Exercise objective: Isolate every line in the data with the string "icon" and copy it.
——————
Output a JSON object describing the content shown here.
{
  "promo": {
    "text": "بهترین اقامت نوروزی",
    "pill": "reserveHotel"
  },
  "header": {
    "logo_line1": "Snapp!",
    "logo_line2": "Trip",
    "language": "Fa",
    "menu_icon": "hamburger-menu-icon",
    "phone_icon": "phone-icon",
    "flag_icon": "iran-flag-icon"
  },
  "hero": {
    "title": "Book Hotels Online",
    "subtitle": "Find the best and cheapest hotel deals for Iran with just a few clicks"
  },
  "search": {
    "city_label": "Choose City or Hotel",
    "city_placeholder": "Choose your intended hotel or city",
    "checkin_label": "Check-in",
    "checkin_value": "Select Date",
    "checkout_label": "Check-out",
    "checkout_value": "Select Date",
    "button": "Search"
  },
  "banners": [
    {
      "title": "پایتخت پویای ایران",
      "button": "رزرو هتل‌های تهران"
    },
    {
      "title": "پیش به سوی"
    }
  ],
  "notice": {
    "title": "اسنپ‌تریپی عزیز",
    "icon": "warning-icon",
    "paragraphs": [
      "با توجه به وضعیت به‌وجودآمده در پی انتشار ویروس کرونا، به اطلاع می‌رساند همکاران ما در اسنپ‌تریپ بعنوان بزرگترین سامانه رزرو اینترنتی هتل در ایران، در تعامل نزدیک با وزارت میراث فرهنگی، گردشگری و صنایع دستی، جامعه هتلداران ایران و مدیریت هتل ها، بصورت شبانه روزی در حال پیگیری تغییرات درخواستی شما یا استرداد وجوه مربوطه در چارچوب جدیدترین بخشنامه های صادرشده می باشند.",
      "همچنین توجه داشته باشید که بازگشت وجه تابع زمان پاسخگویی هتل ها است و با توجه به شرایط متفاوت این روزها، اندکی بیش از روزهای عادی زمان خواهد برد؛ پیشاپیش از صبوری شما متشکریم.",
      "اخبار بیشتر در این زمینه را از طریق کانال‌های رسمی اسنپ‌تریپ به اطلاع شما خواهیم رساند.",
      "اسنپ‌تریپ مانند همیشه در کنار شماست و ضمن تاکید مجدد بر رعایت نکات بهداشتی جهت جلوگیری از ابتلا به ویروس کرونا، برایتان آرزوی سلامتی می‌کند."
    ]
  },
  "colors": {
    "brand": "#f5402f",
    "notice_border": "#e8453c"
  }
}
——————
The answer:
    "menu_icon": "hamburger-menu-icon",
    "phone_icon": "phone-icon",
    "flag_icon": "iran-flag-icon"
    "icon": "warning-icon",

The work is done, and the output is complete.